Thursday, February 7, 2008

Profit Sharing Circa 1868

Leter to Railroad Executive Charles Francis Adams, Jr.* written in New York, February 8, 1868, almost 140 years ago to the day:

"I am very much obliged for your note and for the pamphlet on "Railroad Legislation" by which it was accompanied...

"The plan of paying railroad employees in funds out of profits has been tried on the Orleans railroad in France. I am not quite sure about the particular line, but certainly it is one of the French ones, and I am informed with great success. I think cooperation, or some modification of it, will yet be resorted to in all employments and occupations, in which zeal is of high importance, and cannot be secured by constant inspection. On railroads, the effect of dependence of the servants for part of their wages, on net receipts, would undoubtedly diminish waste, promote vigilance and politeness to passangers.
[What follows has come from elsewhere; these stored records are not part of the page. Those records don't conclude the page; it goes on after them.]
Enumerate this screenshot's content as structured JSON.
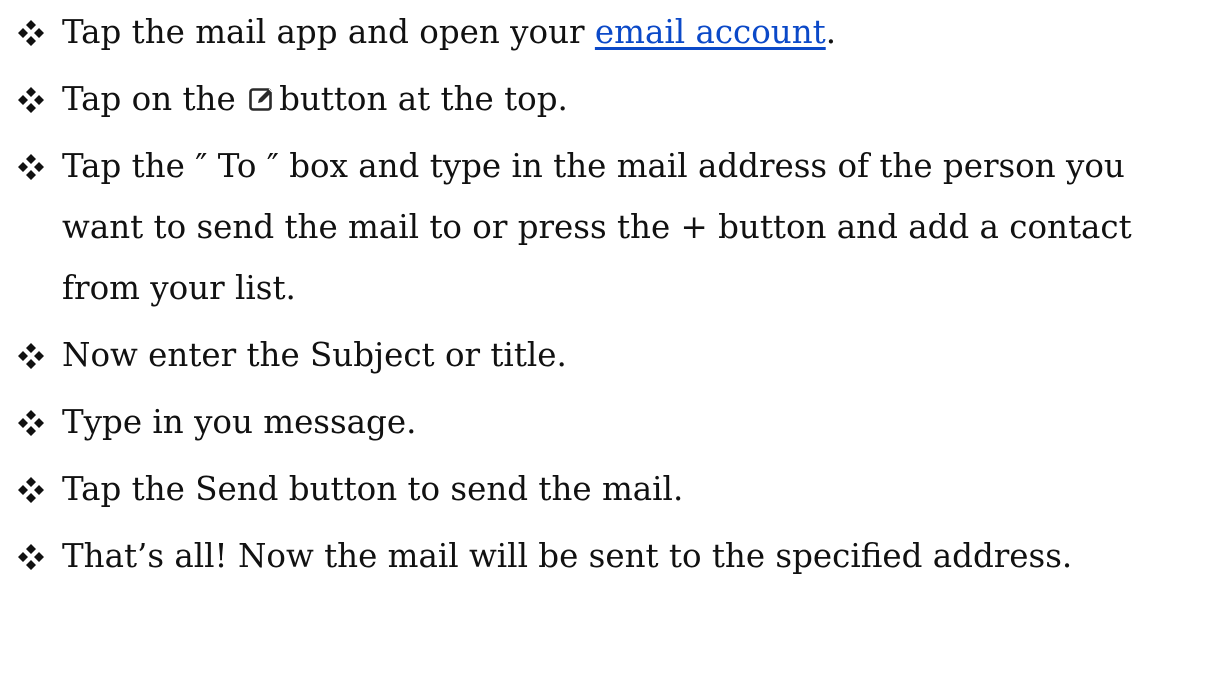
{
  "bullet_icon": "four-diamond-bullet-icon",
  "link_color": "#0b49c8",
  "steps": [
    {
      "before": "Tap the mail app and open your ",
      "link": "email account",
      "after": "."
    },
    {
      "before": "Tap on the ",
      "icon": "compose-icon",
      "after": "button at the top."
    },
    {
      "text": "Tap the ″ To ″ box and type in the mail address of the person you want to send the mail to or press the + button and add a contact from your list."
    },
    {
      "text": "Now enter the Subject or title."
    },
    {
      "text": "Type in you message."
    },
    {
      "text": "Tap the Send button to send the mail."
    },
    {
      "text": "That’s all! Now the mail will be sent to the specified address."
    }
  ]
}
I think the employer's art--the art that is of getting the most out of men, of bringing their faculties most effectively into play in industry, is still in the rudest condition in all civilized countries. Fixed wages is one degree better than slavery, which only appeals to one motive of action, and that a low one."

--Edwin Lawrence Godkin, founder and editor of the Nation and editor of the New York Evening Post
William K. Armstrong, editor, The Gilded Age Letters of E.L. Godkin,, pp. 119-20
Albany, NY 1974: SUNY Press

Question: How much has management improved since 1868?

*"Adams was...the great-grandson of both United States President John Adams and United States Secretary of the Navy Benjamin Williams Crowninshield, and the grandson of president John Quincy Adams...After graduating from Harvard University in 1856, Adams served on the Union side in the American Civil War...He received the brevet rank of brigadier-general in the Regular Army in 1865...Adams was president of the Union Pacific Railroad from 1884 to 1890, having previously become widely known as an authority on the management of railways. Among his writings are Railroads, Their Origin and Problems (1878)."

No comments: